#### [Task statement]
Take every line of the material below that includes the string "icon" and copy it out.

┌──

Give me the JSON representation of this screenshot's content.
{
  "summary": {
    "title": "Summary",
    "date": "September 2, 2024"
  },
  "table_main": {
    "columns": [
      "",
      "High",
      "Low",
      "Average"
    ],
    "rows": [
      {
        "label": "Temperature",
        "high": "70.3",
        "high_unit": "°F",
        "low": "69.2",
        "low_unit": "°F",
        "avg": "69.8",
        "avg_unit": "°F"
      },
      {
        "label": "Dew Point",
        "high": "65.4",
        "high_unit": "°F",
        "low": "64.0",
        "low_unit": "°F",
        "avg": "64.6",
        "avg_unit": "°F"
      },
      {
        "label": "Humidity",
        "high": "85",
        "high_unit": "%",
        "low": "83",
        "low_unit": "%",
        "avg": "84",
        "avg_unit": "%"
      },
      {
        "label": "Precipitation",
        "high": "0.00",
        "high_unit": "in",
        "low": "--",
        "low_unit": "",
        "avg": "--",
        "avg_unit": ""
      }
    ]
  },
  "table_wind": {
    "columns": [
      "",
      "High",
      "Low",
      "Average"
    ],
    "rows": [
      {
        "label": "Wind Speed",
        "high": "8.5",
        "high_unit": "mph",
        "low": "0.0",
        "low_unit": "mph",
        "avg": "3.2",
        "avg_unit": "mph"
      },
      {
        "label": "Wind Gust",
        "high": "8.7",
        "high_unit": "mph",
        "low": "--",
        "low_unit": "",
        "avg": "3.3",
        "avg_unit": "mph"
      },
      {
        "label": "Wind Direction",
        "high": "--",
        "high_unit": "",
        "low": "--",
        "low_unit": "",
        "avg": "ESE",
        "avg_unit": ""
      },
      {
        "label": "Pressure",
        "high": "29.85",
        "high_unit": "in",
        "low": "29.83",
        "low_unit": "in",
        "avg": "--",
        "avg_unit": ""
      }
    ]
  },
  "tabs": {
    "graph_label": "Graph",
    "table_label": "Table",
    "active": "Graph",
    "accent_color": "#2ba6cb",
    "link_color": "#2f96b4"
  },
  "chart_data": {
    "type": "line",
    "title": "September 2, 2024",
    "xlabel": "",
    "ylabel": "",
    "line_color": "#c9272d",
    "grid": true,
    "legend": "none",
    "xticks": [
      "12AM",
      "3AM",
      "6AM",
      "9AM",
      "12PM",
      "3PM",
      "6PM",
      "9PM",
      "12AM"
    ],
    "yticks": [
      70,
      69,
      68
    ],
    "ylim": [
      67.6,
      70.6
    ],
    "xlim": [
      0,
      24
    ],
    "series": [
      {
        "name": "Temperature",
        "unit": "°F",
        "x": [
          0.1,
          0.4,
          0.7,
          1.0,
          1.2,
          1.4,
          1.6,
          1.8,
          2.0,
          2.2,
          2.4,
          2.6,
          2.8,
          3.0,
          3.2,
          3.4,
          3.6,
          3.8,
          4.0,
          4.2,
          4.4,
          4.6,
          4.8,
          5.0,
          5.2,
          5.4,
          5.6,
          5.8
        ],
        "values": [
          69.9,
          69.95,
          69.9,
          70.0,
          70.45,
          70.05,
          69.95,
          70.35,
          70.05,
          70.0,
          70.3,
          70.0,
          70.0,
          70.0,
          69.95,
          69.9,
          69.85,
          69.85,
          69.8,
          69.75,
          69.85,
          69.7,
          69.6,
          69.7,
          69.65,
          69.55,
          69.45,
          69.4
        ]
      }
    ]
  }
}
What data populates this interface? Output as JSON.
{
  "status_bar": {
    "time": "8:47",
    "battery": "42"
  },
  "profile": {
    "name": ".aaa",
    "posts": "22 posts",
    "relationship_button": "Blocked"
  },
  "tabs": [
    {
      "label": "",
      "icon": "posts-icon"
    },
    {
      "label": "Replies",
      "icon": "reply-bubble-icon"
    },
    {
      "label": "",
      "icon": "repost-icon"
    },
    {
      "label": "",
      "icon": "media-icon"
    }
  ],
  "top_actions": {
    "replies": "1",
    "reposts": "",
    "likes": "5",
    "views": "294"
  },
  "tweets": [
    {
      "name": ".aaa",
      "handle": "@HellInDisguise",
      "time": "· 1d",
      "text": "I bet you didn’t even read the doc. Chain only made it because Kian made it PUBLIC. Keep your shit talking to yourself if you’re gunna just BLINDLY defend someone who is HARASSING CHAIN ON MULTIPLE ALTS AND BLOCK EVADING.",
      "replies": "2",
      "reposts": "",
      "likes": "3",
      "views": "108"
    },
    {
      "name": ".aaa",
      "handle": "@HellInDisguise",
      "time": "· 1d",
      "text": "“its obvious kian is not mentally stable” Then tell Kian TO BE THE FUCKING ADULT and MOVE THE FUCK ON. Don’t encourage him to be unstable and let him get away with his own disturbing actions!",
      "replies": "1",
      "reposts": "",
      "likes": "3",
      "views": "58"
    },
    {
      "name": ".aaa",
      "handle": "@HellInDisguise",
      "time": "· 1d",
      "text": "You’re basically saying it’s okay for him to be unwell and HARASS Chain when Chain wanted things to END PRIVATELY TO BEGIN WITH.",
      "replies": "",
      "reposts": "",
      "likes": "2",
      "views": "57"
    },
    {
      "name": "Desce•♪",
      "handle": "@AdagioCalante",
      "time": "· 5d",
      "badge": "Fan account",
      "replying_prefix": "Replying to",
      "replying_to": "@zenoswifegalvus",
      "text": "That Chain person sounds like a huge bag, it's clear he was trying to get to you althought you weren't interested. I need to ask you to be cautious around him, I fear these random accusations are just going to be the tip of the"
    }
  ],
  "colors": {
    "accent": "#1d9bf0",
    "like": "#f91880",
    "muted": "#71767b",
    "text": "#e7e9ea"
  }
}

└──

#### [Response box]
      "icon": "posts-icon"
      "icon": "reply-bubble-icon"
      "icon": "repost-icon"
      "icon": "media-icon"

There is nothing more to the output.